Rother District Council are consulting on development (including housing development) in the Rother District (which Brightling is part of). Specifically, they are consulting on something called the Development and Site Allocations Local Plan – DaSA for short.
To put this in context, the country needs more houses, and Rother has been given an allocation by the government. The question then, is not whether these more houses should be built, but where. Rother already have an agreed and approved document called the “Core Strategy” which sets out the development plan for Rother at a strategic level, now the DaSA fills in the detail – exactly where the planned developments will take place.
The consultation is open until 7th December 2018 (so get a move on if you want to take part). Just to give you a flavour The DaSA consists of 6 main documents and 23 supporting documents. The first of the main documents has 295 pages. You can view them at Battle library, or Bexhill Town Hall, or of course on-line.
How to comment: visit www.rother.gov.uk/dasa where you can see / download all the documents and input comments. Or if you’ve got hundreds of pounds to waste and you don’t care about the environment (no-one in Brightling, surely?) you can order a hard copy.
Is anyone still reading? Seriously, how is the ordinary person, who possibly has other things to do, to deal with this? My solution – at least as far as this post is concerned – is to put my narrowest blinkers on and just ask “How does this affect Brightling?” – and the answer, as far as I can see, is “not very much”. The reason being that we have zero allocation of housing in the Core Strategy, and therefore the question of whereabouts in Brightling to build these zero houses, does not arise.

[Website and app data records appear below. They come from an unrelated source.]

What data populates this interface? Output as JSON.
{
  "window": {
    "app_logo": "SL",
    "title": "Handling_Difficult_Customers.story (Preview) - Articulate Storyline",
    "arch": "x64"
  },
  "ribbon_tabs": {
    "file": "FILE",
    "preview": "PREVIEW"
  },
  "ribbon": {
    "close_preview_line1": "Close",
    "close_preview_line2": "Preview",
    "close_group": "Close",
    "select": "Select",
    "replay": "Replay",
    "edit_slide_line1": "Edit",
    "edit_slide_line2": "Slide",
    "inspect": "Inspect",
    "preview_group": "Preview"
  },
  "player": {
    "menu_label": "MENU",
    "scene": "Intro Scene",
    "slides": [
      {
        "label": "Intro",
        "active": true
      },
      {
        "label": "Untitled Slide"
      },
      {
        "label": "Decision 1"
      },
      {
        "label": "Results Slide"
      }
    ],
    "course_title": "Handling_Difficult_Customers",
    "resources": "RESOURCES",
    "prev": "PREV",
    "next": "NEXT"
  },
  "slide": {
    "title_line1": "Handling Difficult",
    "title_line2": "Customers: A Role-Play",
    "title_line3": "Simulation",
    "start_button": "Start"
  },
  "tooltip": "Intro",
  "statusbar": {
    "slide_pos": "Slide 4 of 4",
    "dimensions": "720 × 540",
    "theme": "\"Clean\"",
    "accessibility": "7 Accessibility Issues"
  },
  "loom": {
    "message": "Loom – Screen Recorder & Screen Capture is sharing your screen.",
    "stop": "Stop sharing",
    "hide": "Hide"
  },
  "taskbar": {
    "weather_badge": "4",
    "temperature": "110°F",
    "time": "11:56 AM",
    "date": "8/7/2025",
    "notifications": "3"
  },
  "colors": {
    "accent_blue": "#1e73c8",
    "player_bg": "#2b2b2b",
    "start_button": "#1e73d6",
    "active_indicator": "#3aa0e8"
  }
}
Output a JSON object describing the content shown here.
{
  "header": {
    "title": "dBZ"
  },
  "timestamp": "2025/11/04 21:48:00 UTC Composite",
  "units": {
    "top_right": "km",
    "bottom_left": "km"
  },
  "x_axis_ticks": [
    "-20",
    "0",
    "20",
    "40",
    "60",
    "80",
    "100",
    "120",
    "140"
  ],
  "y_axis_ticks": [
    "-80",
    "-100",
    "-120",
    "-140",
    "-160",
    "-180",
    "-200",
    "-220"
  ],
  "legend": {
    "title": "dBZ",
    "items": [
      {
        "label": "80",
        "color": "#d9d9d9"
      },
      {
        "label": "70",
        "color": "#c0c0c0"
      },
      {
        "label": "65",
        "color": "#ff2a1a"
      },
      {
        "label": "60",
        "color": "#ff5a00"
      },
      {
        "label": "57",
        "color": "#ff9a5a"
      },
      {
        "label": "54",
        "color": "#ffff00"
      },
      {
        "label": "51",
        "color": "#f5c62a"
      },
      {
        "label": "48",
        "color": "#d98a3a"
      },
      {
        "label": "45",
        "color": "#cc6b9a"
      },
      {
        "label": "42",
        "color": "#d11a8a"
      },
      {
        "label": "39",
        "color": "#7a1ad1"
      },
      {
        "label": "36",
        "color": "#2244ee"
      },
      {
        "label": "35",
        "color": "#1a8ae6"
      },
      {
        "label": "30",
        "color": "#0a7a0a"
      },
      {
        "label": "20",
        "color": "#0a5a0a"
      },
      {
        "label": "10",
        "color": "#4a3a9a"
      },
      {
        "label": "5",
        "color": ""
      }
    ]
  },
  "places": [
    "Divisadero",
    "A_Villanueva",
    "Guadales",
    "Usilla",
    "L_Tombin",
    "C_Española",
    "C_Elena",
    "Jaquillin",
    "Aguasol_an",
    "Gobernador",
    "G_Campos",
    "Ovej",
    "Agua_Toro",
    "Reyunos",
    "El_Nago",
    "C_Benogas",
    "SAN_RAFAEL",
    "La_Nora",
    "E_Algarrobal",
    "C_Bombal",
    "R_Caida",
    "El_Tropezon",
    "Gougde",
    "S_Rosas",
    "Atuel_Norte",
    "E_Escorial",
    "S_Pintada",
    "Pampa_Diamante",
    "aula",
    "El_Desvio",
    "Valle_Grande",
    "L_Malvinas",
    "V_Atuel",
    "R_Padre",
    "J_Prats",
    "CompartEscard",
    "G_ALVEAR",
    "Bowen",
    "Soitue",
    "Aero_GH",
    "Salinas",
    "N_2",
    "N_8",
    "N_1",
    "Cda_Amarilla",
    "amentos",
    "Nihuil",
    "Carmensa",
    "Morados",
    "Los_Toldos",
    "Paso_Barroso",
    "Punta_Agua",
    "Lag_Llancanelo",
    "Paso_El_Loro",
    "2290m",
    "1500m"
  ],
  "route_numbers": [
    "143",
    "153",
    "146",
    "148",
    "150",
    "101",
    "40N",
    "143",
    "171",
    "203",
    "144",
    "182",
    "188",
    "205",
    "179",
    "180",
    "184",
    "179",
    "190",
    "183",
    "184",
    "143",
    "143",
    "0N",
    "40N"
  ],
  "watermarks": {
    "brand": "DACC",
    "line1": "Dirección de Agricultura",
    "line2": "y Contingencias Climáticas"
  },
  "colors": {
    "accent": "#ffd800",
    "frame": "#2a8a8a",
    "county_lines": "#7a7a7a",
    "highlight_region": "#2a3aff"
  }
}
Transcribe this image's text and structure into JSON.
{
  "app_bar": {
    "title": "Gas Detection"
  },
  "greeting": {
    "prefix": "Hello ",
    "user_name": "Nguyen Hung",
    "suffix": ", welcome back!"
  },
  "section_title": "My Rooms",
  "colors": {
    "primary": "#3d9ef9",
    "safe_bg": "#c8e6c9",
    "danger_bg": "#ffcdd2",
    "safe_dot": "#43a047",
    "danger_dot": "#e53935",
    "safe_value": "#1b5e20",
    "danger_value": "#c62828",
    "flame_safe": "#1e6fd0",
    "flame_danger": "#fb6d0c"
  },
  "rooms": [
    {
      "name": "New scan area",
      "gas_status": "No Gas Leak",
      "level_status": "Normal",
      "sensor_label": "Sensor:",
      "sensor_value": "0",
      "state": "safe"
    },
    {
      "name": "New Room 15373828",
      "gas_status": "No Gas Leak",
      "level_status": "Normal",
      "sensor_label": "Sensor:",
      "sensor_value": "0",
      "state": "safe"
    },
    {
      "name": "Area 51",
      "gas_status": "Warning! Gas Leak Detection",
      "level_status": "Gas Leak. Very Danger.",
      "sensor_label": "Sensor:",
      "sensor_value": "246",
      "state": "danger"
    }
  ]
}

However, I add the caveat that that’s just my personal assessment. The DaSA is about more than just housing allocations, although that’s an important part and the part that most people will be most interested in. But there may be all sorts of things buried in these documents. Here, for example, on page 11 of one of the documents is a map showing where in the district has high enough wind speeds for wind turbines to be viable (not us again). Enjoy.
Caroline Croft writes:
The funeral of Mike Holman, whom many people in Brightling will have known, will be at Eastbourne Crematorium at 10.00 am on Wednesday 12th December 2018.
Mike and Anne Holman lived in Longhouses for 20+ years.
In that time Mike had got involved in many community events. He was involved with the cricket team and helped David Gasson coach the youngsters. He also served on the Parish Council for many years.
When the market first started his wife Anne and he were involved with getting it off the ground and making it very successful. He was also a deliverer of the magazines around that area.
About 8 years ago Mike and Anne moved to Broad Oak, where he would still be active and play table tennis or badminton. Mike was also Anne’s carer due to her MS.
He will be very much missed by his family and friends.
The ever-popular church auction of promises is back this Friday – 26th October at 7:00 pm (in the church) with over 40 exciting lots including the gypsum mine tour, food, Christmas cake, logs, use of people’s holiday homes and much much more.
The auction will be followed by a Harvest Supper.
There is no entrance fee. All money raised goes towards church funds (separate from the pyramid appeal).
It is not too late to add further lots: email Rev. Ann-Marie Crosse email@example.com or phone 01424 838504
Bring a recent electricity bill to the Village Market on Saturday 27th October and get free advice on how to pay less. This advice will be delivered by an advisor from Energise Sussex Coast, (“We give one to one intensive energy and water saving advice to local residents in Hastings and Rother. These services are completely free and available to everyone.”)
This advice service is brought to the village market by another organization “1066 community” (“1066Community’s aim is to provide a comprehensive guide and link to all local services in the area”), who will also have a representative at the market.